Stored data
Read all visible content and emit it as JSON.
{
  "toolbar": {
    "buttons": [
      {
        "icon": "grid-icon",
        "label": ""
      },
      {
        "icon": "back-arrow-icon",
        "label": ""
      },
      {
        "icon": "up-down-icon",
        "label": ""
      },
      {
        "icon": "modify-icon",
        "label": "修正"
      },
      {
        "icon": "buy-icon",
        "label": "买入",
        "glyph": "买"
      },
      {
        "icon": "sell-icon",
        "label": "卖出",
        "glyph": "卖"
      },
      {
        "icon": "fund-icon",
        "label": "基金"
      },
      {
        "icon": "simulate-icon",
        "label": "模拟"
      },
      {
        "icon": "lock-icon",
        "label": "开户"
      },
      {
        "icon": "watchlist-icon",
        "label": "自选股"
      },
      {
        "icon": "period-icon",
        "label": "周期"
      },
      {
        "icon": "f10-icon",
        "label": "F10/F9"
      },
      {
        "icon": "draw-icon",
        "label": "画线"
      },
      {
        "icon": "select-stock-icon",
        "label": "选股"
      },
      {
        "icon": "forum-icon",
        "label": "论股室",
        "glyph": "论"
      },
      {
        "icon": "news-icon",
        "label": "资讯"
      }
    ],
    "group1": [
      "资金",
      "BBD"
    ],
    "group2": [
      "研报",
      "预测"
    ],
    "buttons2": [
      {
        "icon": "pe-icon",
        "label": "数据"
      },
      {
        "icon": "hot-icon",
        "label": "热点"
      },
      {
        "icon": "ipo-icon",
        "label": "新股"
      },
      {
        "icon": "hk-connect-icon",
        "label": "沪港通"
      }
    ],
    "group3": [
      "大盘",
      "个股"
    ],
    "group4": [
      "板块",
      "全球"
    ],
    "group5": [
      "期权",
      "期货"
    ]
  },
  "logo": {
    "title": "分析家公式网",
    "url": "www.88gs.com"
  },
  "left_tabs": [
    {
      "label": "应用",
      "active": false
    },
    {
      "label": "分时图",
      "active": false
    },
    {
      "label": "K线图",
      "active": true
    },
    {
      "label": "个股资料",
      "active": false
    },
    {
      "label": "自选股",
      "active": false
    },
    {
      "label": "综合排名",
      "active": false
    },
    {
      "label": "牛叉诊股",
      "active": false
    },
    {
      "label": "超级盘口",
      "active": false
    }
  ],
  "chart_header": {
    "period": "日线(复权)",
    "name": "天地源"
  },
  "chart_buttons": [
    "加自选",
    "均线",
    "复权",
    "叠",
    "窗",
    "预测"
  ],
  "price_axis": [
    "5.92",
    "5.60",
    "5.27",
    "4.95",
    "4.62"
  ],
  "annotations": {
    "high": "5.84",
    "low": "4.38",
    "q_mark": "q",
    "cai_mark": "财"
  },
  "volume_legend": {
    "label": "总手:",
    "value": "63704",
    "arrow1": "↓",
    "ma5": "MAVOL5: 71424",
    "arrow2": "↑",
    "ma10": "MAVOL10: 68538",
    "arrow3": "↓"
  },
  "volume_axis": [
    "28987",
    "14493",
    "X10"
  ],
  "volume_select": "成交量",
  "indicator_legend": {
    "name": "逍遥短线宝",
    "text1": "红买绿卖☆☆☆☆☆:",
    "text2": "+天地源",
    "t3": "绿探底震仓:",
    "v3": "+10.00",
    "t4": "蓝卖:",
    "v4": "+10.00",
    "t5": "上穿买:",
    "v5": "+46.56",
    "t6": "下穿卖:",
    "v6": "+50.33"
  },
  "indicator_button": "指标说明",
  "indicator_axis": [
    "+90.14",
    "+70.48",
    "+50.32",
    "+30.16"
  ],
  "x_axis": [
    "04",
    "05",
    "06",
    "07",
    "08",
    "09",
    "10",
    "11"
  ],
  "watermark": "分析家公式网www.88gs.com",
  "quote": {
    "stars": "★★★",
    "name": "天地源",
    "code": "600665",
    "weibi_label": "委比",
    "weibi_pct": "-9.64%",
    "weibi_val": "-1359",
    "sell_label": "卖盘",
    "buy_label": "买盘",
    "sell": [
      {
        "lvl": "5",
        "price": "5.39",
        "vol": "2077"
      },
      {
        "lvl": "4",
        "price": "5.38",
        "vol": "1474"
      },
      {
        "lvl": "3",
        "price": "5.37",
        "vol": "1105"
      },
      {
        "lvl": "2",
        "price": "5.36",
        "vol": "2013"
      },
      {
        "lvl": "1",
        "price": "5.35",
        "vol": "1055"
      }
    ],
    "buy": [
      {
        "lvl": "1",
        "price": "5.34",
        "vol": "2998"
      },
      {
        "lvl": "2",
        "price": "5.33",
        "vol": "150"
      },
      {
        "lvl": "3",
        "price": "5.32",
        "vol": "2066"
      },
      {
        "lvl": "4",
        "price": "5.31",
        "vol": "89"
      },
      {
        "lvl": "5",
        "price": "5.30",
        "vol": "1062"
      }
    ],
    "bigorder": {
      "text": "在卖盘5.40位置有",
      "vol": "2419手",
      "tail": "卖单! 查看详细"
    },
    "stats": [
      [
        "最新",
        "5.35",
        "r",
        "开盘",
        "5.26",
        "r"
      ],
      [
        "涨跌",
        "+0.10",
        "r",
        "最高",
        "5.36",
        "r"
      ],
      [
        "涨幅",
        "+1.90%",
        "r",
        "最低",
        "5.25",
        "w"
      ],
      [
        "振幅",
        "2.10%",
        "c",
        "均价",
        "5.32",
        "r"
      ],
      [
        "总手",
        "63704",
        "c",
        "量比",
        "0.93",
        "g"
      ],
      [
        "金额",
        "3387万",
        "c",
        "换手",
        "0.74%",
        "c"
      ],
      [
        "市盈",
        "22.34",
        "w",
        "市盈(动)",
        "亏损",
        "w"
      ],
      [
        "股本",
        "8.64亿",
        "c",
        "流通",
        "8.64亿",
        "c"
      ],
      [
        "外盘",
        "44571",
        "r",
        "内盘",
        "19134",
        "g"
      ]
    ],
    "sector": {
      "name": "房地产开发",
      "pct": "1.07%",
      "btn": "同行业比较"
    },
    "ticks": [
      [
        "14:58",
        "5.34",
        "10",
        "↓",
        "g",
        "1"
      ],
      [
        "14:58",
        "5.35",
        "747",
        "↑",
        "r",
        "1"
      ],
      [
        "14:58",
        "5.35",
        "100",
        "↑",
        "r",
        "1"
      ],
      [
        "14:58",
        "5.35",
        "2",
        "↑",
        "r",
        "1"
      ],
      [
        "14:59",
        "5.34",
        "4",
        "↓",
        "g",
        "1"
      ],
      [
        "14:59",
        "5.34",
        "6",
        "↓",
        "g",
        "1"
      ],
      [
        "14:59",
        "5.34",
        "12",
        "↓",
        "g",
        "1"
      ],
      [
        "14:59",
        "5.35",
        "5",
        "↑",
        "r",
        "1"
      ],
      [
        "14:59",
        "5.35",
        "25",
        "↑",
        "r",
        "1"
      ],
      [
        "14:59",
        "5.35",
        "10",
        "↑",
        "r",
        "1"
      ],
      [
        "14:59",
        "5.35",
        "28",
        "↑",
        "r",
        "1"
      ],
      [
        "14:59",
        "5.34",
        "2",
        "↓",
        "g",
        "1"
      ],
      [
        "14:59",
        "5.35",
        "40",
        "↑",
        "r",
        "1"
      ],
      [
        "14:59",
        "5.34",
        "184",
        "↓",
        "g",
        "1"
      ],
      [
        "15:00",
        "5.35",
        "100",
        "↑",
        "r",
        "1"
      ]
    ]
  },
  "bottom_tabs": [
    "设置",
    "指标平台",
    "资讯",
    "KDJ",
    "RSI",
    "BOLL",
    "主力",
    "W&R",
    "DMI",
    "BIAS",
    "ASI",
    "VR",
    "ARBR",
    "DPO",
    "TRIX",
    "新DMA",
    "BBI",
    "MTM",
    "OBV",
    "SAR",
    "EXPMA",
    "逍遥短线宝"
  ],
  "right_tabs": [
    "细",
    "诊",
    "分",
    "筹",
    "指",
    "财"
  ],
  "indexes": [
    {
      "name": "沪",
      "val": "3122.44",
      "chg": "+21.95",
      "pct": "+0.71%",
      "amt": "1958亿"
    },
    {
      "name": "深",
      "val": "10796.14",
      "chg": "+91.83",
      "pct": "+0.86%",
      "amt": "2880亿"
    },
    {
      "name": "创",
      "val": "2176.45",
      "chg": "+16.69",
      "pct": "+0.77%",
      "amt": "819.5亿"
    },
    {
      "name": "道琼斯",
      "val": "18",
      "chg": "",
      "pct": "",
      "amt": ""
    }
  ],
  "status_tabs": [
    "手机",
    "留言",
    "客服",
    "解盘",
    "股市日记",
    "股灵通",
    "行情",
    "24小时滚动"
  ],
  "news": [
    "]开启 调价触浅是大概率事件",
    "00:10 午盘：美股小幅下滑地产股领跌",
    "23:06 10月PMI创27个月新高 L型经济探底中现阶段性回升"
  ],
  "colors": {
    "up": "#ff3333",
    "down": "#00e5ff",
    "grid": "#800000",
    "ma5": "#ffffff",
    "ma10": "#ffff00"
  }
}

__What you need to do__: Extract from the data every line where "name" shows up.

__Result below__:
    "name": "天地源"
    "name": "逍遥短线宝",
    "name": "天地源",
      "name": "房地产开发",
      "name": "沪",
      "name": "深",
      "name": "创",
      "name": "道琼斯",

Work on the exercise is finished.